Their wedding had been an occasion for all, with Ysabel giving away the bride, and Reynaldo acting as funcionario de la justicia – having obtained a special license. If he could issue official rulings on behalf of the Autoridad Deportiva, he kidded, why not officially bless the deporte de amor?
Axinia had been there, and even Tala – something unprecedented for the Protector, who had performed the Enhancement in orbit aboard the space station she and her staff shared with the Velorian Navy. But the high point may have been a toast by Carla Rodriguez: “To the joining of two Freaks, Long may they share the madness of love.”
An unexpected guest was Maria Bañuelos. She was playing the field now, as well as pursuing her art beyond police sketches – she’d even volunteered to do a sketch of the bridal couple.
Missing was Auderico; Juana had found out about his affair with Carla, and filed for divorce. Yet, strange as it seemed, she blamed him rather than her. She and Carla, who had broken up with him, were both pregnant, and that meant their children would be… related through the Customs Bureau official they hoped never to see again.
“At least there’ll be only one Rick in the family,” Juana quipped.
That got a laugh out of Rick, who was thinking of joining the centinelas. He figured he’d have an in with Joaquin Escarra, Diego Bordas and José Sacristan– all three of whom were guests. Escarra was now xefe, and heading up a campaign against corruption.

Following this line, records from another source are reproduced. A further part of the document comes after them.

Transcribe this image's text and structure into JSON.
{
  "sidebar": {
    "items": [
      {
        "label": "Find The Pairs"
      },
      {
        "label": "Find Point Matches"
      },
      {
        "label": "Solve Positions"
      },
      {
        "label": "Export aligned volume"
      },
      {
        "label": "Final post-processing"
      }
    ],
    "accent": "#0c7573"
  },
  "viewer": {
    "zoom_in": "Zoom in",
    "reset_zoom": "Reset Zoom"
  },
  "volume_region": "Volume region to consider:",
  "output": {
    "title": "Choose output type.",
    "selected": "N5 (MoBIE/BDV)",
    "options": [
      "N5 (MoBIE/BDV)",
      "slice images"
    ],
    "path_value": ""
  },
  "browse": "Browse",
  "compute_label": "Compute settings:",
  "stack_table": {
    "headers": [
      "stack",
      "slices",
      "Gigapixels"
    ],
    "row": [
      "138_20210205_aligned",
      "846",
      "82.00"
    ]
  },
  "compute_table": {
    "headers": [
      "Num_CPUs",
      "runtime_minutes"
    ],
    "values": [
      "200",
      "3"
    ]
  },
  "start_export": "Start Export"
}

Tomas had enrolled in college to study law, his tuition paid for out of the judgment against the Izquerido estate. He hoped to not only practice law, but seek political office one day and work to change the law where it had failed people like hi s parents. As for Patricia, she would join the family business for now. And while she had submitted her resignation to the Legion, she and Tomas had agreed to put themselves on call with the Exercito and Vigilancia and the Guardia to deal with serious emergencies that only they could handle.
* * *

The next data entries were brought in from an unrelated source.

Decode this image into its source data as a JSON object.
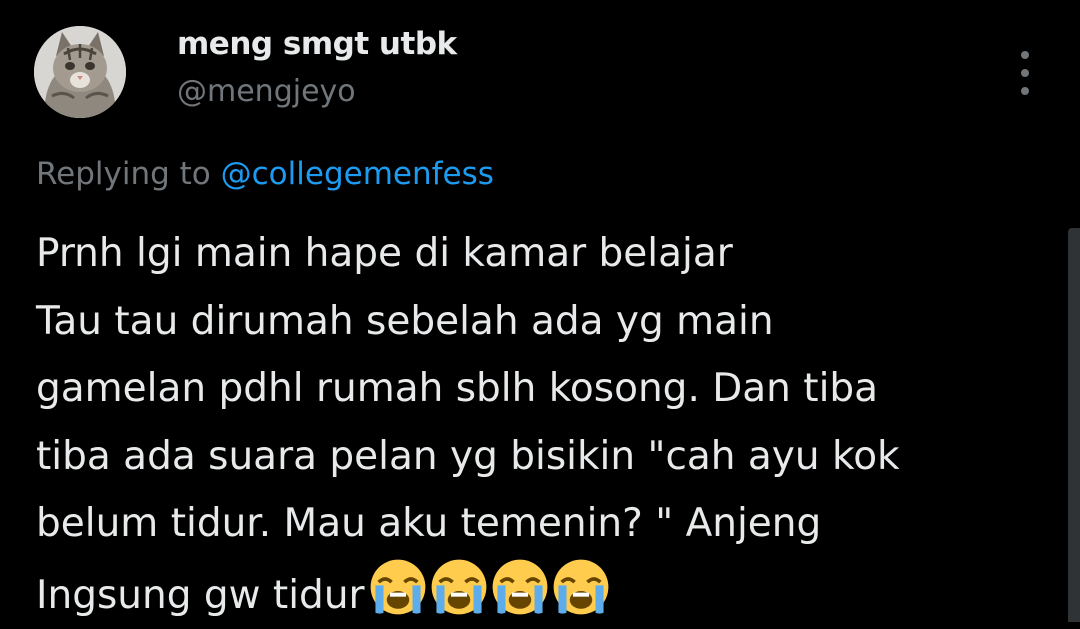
{
  "author": {
    "display_name": "meng smgt utbk",
    "handle": "@mengjeyo",
    "avatar_icon": "cat-avatar-icon"
  },
  "reply": {
    "prefix": "Replying to",
    "mention": "@collegemenfess"
  },
  "tweet": {
    "lines": [
      "Prnh lgi main hape di kamar belajar",
      "Tau tau dirumah sebelah ada yg main",
      "gamelan pdhl rumah sblh kosong. Dan tiba",
      "tiba ada suara pelan yg bisikin \"cah ayu kok",
      "belum tidur. Mau aku temenin? \" Anjeng",
      "Ingsung gw tidur"
    ],
    "trailing_emoji": [
      "loudly-crying-face-icon",
      "loudly-crying-face-icon",
      "loudly-crying-face-icon",
      "loudly-crying-face-icon"
    ]
  },
  "menu": {
    "icon": "more-vertical-icon"
  },
  "colors": {
    "background": "#000000",
    "text_primary": "#e7e9ea",
    "text_secondary": "#71767b",
    "link": "#1d9bf0"
  }
}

They’d begun preparing for their double lives well before the wedding. Tomas had to learn to live with his new strength, lest he do more harm than good in dealing with criminals, crime victims, or those endangered by fires, accidents and other calamities. He also had to learn to live with his new invulnerability, to fear nothing by the experience that nothing could harm him. The first time Patricia aimed a gun at him, he cringed – but when the bullets bounced off his chest he stood up straight and took them like a superman. He almost cringed again when he she targeted his crotch, .

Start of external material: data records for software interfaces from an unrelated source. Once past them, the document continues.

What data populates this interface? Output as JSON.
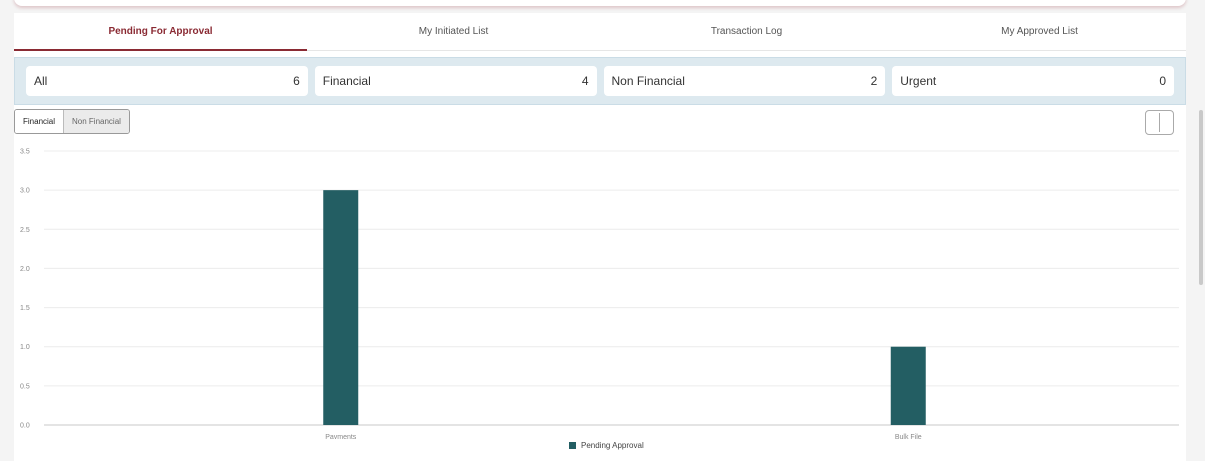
{
  "tabs": [
    {
      "label": "Pending For Approval",
      "active": true
    },
    {
      "label": "My Initiated List",
      "active": false
    },
    {
      "label": "Transaction Log",
      "active": false
    },
    {
      "label": "My Approved List",
      "active": false
    }
  ],
  "summary": [
    {
      "label": "All",
      "count": "6"
    },
    {
      "label": "Financial",
      "count": "4"
    },
    {
      "label": "Non Financial",
      "count": "2"
    },
    {
      "label": "Urgent",
      "count": "0"
    }
  ],
  "filter": {
    "financial_label": "Financial",
    "non_financial_label": "Non Financial",
    "selected": "Financial"
  },
  "colors": {
    "accent": "#8a2a33",
    "bar": "#235e63",
    "summary_bg": "#dde9ef"
  },
  "chart_data": {
    "type": "bar",
    "categories": [
      "Payments",
      "Bulk File"
    ],
    "series": [
      {
        "name": "Pending Approval",
        "values": [
          3,
          1
        ]
      }
    ],
    "yticks": [
      "0.0",
      "0.5",
      "1.0",
      "1.5",
      "2.0",
      "2.5",
      "3.0",
      "3.5"
    ],
    "ylim": [
      0,
      3.5
    ],
    "grid": true,
    "legend_position": "bottom-center"
  }
}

“It’s been the same when people shoot at my breasts or pussy,” Patricia explained. “It’s something we have to avoid giving into when we’re on duty. Once we’ve dealt with criminals or disasters and saved innocent lives, we can fuck our brains out.”
It was easier when she bathed in fire with him – they were together, and felt the pleasure together as the flames consumed their (cheap) clothes and caressed their naked bodies. But after a while Tomas realized what Patricia already – that sex between enhancees was very much like that between ordinary people, That was how they felt now here on the beach, alone together, far from any distractions.
And here they could share the wonderful truth.
He might be a man of steel and she a woman of steel. But they didn’t feel like that to each other. Their flesh felt like human flesh, as both had known it before their enhancements. It responded just like human flesh to their caresses. When Tomas massaged her breasts, they were firm yet soft and pliant, and his touch heightened the arousal she already felt from him stroking her legs and arms and belly. When Patricia squeezed his cock, it didn’t feel like a rod but like a cock – and responded accordingly
After teasing Tomas unmercifully, Patricia laid him on his back and impaled herself on him. It was all he could do to hold back. But of course, she didn’t want him to hold back; – she reveled in the feel of his cock deep inside her as she fucked him and he fucked back – but also at the look on his face as she rode him.
“Patricia!” he cried, as he came inside her. “I love you!”
“I love you Tomas!” she cried, coming herself as she felt him come.
And they knew that it was only the first time they would come together that day, and that there would be many other days and nights to come...
They had found each other and found true happiness.